> Problem to work on
In the material below, print every line exactly and omit the pictures.

> Records for the task
Content starts

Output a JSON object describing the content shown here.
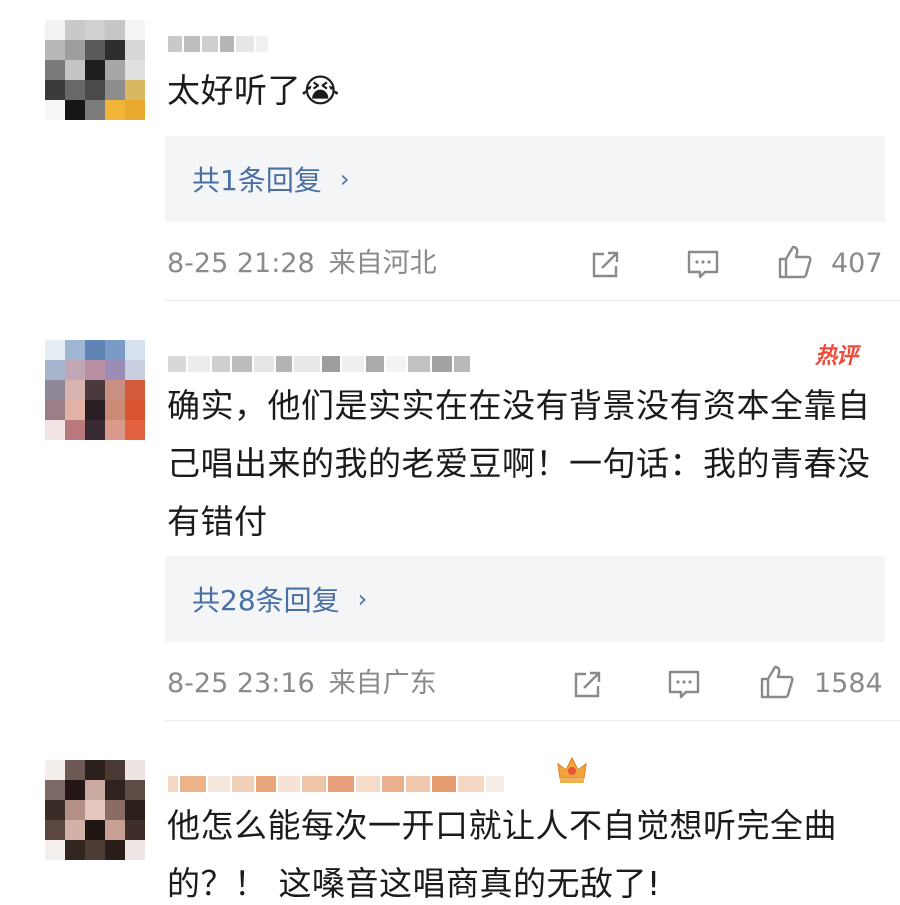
{
  "comments": [
    {
      "text": "太好听了😭",
      "reply_label": "共1条回复",
      "reply_chevron": "›",
      "date": "8-25 21:28",
      "location": "来自河北",
      "likes": "407",
      "icons": [
        "share-icon",
        "comment-icon",
        "like-icon"
      ]
    },
    {
      "badge": "热评",
      "text": "确实，他们是实实在在没有背景没有资本全靠自己唱出来的我的老爱豆啊！一句话：我的青春没有错付",
      "reply_label": "共28条回复",
      "reply_chevron": "›",
      "date": "8-25 23:16",
      "location": "来自广东",
      "likes": "1584",
      "icons": [
        "share-icon",
        "comment-icon",
        "like-icon"
      ]
    },
    {
      "text": "他怎么能每次一开口就让人不自觉想听完全曲的？！ 这嗓音这唱商真的无敌了!",
      "user_badge_icon": "crown-icon"
    }
  ],
  "colors": {
    "link": "#4a6fa3",
    "meta": "#8a8a8a",
    "hot_badge": "#f04a3a",
    "reply_bg": "#f4f5f7"
  }
}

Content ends

> Exercise response
Output a JSON object describing the content shown here.
{
  "comments": [
    {
      "text": "太好听了😭",
      "reply_label": "共1条回复",
      "reply_chevron": "›",
      "date": "8-25 21:28",
      "location": "来自河北",
      "likes": "407",
      "icons": [
        "share-icon",
        "comment-icon",
        "like-icon"
      ]
    },
    {
      "badge": "热评",
      "text": "确实，他们是实实在在没有背景没有资本全靠自己唱出来的我的老爱豆啊！一句话：我的青春没有错付",
      "reply_label": "共28条回复",
      "reply_chevron": "›",
      "date": "8-25 23:16",
      "location": "来自广东",
      "likes": "1584",
      "icons": [
        "share-icon",
        "comment-icon",
        "like-icon"
      ]
    },
    {
      "text": "他怎么能每次一开口就让人不自觉想听完全曲的？！ 这嗓音这唱商真的无敌了!",
      "user_badge_icon": "crown-icon"
    }
  ],
  "colors": {
    "link": "#4a6fa3",
    "meta": "#8a8a8a",
    "hot_badge": "#f04a3a",
    "reply_bg": "#f4f5f7"
  }
}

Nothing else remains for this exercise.